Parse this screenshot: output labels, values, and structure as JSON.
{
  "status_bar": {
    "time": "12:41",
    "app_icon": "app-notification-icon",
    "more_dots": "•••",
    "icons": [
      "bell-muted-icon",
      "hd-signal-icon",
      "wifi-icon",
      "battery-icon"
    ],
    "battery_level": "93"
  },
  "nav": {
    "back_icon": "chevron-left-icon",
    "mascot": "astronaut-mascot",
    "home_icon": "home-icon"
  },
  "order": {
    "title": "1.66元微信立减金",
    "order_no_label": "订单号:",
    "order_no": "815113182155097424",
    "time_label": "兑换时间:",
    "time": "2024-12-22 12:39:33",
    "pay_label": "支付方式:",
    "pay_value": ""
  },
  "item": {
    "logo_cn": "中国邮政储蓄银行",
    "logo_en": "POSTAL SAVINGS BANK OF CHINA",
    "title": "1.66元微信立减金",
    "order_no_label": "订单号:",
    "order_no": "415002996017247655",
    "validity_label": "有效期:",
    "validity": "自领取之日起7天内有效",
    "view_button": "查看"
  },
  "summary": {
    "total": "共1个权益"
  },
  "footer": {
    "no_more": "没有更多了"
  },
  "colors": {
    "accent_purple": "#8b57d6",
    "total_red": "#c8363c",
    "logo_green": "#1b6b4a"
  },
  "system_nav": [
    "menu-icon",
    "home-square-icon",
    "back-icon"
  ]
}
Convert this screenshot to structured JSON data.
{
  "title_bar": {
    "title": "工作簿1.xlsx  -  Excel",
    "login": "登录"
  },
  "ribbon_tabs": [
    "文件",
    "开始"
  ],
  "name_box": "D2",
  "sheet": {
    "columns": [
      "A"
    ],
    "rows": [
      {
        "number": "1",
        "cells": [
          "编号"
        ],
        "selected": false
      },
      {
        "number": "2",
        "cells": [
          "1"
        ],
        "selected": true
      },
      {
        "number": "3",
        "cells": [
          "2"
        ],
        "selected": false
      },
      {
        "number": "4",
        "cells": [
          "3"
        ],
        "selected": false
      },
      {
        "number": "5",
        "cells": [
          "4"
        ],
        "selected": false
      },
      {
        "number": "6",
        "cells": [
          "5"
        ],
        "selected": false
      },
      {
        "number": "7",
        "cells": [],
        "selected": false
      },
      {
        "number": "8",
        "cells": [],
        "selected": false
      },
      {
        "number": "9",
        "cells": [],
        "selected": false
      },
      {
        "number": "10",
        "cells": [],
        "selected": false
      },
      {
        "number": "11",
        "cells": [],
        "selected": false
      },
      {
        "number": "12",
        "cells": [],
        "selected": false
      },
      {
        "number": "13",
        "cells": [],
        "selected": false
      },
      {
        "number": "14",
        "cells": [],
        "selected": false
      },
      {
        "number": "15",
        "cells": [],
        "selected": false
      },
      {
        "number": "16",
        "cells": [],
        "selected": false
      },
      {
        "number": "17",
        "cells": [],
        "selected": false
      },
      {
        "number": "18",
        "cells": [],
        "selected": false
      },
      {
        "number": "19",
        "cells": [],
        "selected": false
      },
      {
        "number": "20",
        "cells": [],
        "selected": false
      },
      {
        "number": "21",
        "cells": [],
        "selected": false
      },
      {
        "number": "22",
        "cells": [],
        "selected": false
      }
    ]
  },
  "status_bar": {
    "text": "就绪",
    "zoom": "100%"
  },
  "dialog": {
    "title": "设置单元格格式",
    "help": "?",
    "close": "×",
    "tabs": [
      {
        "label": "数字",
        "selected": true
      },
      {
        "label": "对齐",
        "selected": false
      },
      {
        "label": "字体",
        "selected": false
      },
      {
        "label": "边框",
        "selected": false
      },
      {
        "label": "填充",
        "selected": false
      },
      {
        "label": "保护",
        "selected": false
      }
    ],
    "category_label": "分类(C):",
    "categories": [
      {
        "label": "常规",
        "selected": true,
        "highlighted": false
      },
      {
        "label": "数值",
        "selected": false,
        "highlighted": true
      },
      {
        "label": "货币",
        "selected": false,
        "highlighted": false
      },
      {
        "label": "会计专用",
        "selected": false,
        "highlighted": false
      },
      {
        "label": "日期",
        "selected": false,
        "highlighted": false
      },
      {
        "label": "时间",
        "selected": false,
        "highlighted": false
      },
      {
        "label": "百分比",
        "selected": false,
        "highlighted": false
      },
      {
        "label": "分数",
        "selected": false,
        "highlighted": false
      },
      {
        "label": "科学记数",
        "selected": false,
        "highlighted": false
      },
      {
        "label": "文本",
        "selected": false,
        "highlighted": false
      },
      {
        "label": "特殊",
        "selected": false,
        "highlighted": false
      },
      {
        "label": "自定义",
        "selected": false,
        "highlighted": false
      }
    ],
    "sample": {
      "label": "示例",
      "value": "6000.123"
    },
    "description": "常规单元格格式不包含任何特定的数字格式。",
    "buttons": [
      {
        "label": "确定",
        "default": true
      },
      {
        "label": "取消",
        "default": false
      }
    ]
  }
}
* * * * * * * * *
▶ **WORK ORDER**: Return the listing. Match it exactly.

▶ **RESPONSE BELOW**:
Parse this screenshot: output labels, values, and structure as JSON.
{
  "status_bar": {
    "time": "12:41",
    "app_icon": "app-notification-icon",
    "more_dots": "•••",
    "icons": [
      "bell-muted-icon",
      "hd-signal-icon",
      "wifi-icon",
      "battery-icon"
    ],
    "battery_level": "93"
  },
  "nav": {
    "back_icon": "chevron-left-icon",
    "mascot": "astronaut-mascot",
    "home_icon": "home-icon"
  },
  "order": {
    "title": "1.66元微信立减金",
    "order_no_label": "订单号:",
    "order_no": "815113182155097424",
    "time_label": "兑换时间:",
    "time": "2024-12-22 12:39:33",
    "pay_label": "支付方式:",
    "pay_value": ""
  },
  "item": {
    "logo_cn": "中国邮政储蓄银行",
    "logo_en": "POSTAL SAVINGS BANK OF CHINA",
    "title": "1.66元微信立减金",
    "order_no_label": "订单号:",
    "order_no": "415002996017247655",
    "validity_label": "有效期:",
    "validity": "自领取之日起7天内有效",
    "view_button": "查看"
  },
  "summary": {
    "total": "共1个权益"
  },
  "footer": {
    "no_more": "没有更多了"
  },
  "colors": {
    "accent_purple": "#8b57d6",
    "total_red": "#c8363c",
    "logo_green": "#1b6b4a"
  },
  "system_nav": [
    "menu-icon",
    "home-square-icon",
    "back-icon"
  ]
}
Convert this screenshot to structured JSON data.
{
  "title_bar": {
    "title": "工作簿1.xlsx  -  Excel",
    "login": "登录"
  },
  "ribbon_tabs": [
    "文件",
    "开始"
  ],
  "name_box": "D2",
  "sheet": {
    "columns": [
      "A"
    ],
    "rows": [
      {
        "number": "1",
        "cells": [
          "编号"
        ],
        "selected": false
      },
      {
        "number": "2",
        "cells": [
          "1"
        ],
        "selected": true
      },
      {
        "number": "3",
        "cells": [
          "2"
        ],
        "selected": false
      },
      {
        "number": "4",
        "cells": [
          "3"
        ],
        "selected": false
      },
      {
        "number": "5",
        "cells": [
          "4"
        ],
        "selected": false
      },
      {
        "number": "6",
        "cells": [
          "5"
        ],
        "selected": false
      },
      {
        "number": "7",
        "cells": [],
        "selected": false
      },
      {
        "number": "8",
        "cells": [],
        "selected": false
      },
      {
        "number": "9",
        "cells": [],
        "selected": false
      },
      {
        "number": "10",
        "cells": [],
        "selected": false
      },
      {
        "number": "11",
        "cells": [],
        "selected": false
      },
      {
        "number": "12",
        "cells": [],
        "selected": false
      },
      {
        "number": "13",
        "cells": [],
        "selected": false
      },
      {
        "number": "14",
        "cells": [],
        "selected": false
      },
      {
        "number": "15",
        "cells": [],
        "selected": false
      },
      {
        "number": "16",
        "cells": [],
        "selected": false
      },
      {
        "number": "17",
        "cells": [],
        "selected": false
      },
      {
        "number": "18",
        "cells": [],
        "selected": false
      },
      {
        "number": "19",
        "cells": [],
        "selected": false
      },
      {
        "number": "20",
        "cells": [],
        "selected": false
      },
      {
        "number": "21",
        "cells": [],
        "selected": false
      },
      {
        "number": "22",
        "cells": [],
        "selected": false
      }
    ]
  },
  "status_bar": {
    "text": "就绪",
    "zoom": "100%"
  },
  "dialog": {
    "title": "设置单元格格式",
    "help": "?",
    "close": "×",
    "tabs": [
      {
        "label": "数字",
        "selected": true
      },
      {
        "label": "对齐",
        "selected": false
      },
      {
        "label": "字体",
        "selected": false
      },
      {
        "label": "边框",
        "selected": false
      },
      {
        "label": "填充",
        "selected": false
      },
      {
        "label": "保护",
        "selected": false
      }
    ],
    "category_label": "分类(C):",
    "categories": [
      {
        "label": "常规",
        "selected": true,
        "highlighted": false
      },
      {
        "label": "数值",
        "selected": false,
        "highlighted": true
      },
      {
        "label": "货币",
        "selected": false,
        "highlighted": false
      },
      {
        "label": "会计专用",
        "selected": false,
        "highlighted": false
      },
      {
        "label": "日期",
        "selected": false,
        "highlighted": false
      },
      {
        "label": "时间",
        "selected": false,
        "highlighted": false
      },
      {
        "label": "百分比",
        "selected": false,
        "highlighted": false
      },
      {
        "label": "分数",
        "selected": false,
        "highlighted": false
      },
      {
        "label": "科学记数",
        "selected": false,
        "highlighted": false
      },
      {
        "label": "文本",
        "selected": false,
        "highlighted": false
      },
      {
        "label": "特殊",
        "selected": false,
        "highlighted": false
      },
      {
        "label": "自定义",
        "selected": false,
        "highlighted": false
      }
    ],
    "sample": {
      "label": "示例",
      "value": "6000.123"
    },
    "description": "常规单元格格式不包含任何特定的数字格式。",
    "buttons": [
      {
        "label": "确定",
        "default": true
      },
      {
        "label": "取消",
        "default": false
      }
    ]
  }
}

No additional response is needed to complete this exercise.